One of the most recognized word or act in popular culture today is ‘selfie’. Mobile phones endorse it, celebrities add to the frenzy and the masses lap it up. But the obsession with clicking a brilliant selfie has proved fatal in several cases.
In a recent case, a 50-year-old man from Odisha, Ashok Bharti, was trampled to death by a wild elephant after he tried to pose for a photo with the animal.
However, these incidents has had no effect on the tourists at Karnataka’s Bandipur National Park, where those driving through the forests along the National Highway 181 en route to Ooty, or NH 766 to Sultan Bathery stop midway in violation of the law to pose for a selfie with wild animals in the backdrop.
“The issue has reached alarming proportions in Bandipur where signages warning people against stopping is ignored by the tourists even in the core tiger area or elephant-crossing zones,” Santosh, a wildlife activist, told to the Hindu.
What many do not realize, or probably do not care, is that Bandipur is a tiger reserve. And so the motorists may be stalked and even killed by a tiger or a leopard lurking in the greens.
Bandipur forest has mobile patrolling to curb mischievous elements from violating the law. There are two mobile patrolling units one of which operates from Moolehole Gate bordering Kerala and are deployed on a full-time basis. The other unit from Bandipur is deployed during peak traffic hour, according to Assistant Conservator of Forests Anthony Mariappa.
He told The Hindu that people wait for the mobile unit to pass them and then stop to take selfies. “Many have been caught red-handed, fined, and cautioned. But youngsters coming in group are more prone to this behaviour than individuals and families,” he added.
They continue to do so although boards at the entry point of the forest and at strategic locations within the forest warn motorists and tourists of the consequences of such dangerous behavior.
Several wildlife sanctuaries and parks across the world have been facing similar problems.
The forest department of Gujarat is advising tourists and locals against taking selfies with lions at the Gir Forest National Park and Wildlife Sanctuary, after coming across several instances in which villagers were killed or injured by lions.

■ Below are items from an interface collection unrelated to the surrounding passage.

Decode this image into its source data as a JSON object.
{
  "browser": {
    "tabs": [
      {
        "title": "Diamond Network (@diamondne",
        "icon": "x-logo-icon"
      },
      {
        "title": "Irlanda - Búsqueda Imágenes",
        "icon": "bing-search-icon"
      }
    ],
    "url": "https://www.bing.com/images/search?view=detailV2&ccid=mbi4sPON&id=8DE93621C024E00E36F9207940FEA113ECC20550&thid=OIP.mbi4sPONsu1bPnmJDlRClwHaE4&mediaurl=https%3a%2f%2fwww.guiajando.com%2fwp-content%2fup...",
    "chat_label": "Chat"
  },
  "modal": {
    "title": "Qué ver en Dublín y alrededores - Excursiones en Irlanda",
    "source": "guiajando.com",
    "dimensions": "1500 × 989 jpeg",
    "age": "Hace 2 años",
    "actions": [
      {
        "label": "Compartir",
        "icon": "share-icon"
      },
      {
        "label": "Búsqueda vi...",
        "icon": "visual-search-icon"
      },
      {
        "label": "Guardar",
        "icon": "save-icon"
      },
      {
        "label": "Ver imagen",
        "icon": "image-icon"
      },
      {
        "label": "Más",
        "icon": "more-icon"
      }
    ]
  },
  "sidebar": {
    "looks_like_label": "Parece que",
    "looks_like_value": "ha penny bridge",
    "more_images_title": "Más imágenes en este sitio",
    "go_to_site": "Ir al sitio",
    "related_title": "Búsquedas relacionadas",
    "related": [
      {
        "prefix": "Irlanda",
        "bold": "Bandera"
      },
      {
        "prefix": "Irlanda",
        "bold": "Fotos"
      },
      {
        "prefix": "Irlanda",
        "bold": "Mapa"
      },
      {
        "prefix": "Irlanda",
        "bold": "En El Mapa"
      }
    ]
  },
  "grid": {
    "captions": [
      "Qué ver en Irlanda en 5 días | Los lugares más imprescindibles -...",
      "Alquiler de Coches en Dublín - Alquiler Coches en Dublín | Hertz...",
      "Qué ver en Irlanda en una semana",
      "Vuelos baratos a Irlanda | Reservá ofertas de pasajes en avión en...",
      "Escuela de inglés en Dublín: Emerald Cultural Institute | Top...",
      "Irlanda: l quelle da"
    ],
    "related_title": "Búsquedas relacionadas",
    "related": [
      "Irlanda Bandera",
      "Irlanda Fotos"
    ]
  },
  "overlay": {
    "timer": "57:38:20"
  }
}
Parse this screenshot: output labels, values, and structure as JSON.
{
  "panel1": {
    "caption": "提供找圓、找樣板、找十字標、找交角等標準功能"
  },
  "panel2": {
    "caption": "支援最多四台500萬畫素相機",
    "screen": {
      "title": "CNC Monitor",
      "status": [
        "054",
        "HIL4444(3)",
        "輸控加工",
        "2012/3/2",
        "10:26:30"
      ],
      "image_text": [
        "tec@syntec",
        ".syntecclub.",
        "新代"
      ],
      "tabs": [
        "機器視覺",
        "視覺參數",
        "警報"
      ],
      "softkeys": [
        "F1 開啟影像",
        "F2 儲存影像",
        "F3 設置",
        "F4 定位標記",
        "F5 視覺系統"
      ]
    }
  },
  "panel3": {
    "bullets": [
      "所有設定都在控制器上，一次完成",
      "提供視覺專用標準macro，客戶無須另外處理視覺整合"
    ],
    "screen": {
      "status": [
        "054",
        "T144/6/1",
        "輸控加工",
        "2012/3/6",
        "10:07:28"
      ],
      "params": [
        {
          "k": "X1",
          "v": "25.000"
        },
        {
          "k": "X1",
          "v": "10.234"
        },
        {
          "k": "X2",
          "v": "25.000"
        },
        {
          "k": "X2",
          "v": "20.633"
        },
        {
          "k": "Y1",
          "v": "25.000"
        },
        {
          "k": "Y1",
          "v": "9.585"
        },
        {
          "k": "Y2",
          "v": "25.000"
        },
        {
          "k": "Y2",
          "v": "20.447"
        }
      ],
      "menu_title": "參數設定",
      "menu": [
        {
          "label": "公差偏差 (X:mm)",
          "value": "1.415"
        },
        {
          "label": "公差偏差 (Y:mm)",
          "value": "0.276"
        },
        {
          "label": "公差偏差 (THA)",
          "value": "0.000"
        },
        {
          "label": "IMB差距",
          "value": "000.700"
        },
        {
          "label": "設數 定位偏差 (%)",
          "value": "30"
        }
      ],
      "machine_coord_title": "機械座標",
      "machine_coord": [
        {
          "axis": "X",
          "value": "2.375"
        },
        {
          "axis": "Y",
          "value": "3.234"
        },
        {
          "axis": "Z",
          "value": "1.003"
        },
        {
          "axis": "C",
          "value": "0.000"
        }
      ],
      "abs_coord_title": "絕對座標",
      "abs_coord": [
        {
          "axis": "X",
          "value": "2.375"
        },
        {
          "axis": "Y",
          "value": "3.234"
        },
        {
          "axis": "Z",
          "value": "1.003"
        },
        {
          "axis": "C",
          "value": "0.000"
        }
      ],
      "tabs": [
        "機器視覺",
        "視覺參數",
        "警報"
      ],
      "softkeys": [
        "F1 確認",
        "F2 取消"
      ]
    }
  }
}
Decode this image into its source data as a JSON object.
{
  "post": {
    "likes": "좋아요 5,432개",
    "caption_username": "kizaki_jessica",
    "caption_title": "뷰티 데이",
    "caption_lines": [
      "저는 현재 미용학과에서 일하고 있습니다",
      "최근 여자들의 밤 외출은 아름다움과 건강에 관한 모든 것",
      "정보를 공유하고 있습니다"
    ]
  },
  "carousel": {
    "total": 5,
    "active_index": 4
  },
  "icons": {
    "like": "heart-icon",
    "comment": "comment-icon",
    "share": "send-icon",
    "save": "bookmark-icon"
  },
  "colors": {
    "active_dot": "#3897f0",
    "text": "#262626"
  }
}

They have put up no-selfie zone boards across the protected sanctuary and violation of the rule is punishable under India’s wildlife protection act.
In 2015 Russia’s Interior Ministry launched a campaign warning avid mobile phone snappers about the danger of, among other things, posing for a selfie with a lion after a bunch of selfie-related deaths were reported.
In the USA, officials of Yellowstone National Park issued warnings after selfie takers were gored while clicking pictures with bisons.
And while these parks have huge boards with warnings about the dangers of taking selfies with wild animals, people conveniently ignore them and end up losing their lives in exchange for a few worthless ‘likes’ on social media.